→ Directions for this task: Among the entries below, find the lines that hold the word "Microsoft" and report them.

━━ Records supplied ━━

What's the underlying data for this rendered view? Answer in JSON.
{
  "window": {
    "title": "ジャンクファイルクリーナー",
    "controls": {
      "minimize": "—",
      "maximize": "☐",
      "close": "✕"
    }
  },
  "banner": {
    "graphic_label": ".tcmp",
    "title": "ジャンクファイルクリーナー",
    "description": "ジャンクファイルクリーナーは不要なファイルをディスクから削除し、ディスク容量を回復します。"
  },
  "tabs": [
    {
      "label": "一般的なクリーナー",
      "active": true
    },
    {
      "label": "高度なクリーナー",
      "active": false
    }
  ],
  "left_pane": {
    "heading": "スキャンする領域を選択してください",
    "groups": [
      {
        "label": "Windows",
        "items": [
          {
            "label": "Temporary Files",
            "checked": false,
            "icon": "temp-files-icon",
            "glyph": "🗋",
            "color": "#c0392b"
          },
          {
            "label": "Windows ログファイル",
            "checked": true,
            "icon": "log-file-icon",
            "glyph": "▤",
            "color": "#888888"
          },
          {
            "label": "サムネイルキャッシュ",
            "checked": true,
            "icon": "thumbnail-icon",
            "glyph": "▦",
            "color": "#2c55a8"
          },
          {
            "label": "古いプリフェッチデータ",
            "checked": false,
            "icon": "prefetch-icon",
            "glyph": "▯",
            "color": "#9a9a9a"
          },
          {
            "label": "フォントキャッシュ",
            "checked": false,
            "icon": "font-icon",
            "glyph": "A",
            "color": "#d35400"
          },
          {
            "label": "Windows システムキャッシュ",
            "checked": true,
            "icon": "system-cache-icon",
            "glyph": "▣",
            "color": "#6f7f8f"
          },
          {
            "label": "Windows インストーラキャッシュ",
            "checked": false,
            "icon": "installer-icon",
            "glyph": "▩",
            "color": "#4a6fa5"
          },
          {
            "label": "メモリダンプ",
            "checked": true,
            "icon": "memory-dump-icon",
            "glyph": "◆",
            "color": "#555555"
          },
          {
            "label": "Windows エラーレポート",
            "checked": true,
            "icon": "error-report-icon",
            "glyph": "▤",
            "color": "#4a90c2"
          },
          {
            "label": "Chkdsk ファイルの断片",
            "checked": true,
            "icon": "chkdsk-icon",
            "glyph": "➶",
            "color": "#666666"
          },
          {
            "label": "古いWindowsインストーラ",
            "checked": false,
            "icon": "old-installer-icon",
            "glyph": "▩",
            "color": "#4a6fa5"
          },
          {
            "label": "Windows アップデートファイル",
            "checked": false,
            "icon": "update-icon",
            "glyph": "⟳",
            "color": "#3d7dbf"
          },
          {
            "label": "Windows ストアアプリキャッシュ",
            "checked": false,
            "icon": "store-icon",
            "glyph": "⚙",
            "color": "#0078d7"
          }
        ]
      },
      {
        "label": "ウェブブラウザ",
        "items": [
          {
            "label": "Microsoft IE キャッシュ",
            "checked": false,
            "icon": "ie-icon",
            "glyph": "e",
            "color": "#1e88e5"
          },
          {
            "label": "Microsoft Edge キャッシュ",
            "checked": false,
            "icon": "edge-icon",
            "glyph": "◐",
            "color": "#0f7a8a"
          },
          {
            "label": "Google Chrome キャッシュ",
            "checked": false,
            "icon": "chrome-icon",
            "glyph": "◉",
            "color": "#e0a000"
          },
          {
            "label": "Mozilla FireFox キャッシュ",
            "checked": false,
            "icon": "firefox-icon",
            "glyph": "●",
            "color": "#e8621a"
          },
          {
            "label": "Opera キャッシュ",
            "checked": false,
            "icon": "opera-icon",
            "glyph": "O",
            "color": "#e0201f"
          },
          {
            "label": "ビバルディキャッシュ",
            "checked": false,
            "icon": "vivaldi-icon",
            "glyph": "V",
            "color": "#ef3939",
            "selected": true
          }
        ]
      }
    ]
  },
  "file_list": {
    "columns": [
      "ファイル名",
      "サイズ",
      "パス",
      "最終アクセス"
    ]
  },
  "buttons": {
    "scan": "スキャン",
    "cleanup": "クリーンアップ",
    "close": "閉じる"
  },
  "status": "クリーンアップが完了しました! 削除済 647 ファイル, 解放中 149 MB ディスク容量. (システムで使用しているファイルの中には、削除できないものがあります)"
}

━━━

→ Expected answer:
            "label": "Microsoft IE キャッシュ",
            "label": "Microsoft Edge キャッシュ",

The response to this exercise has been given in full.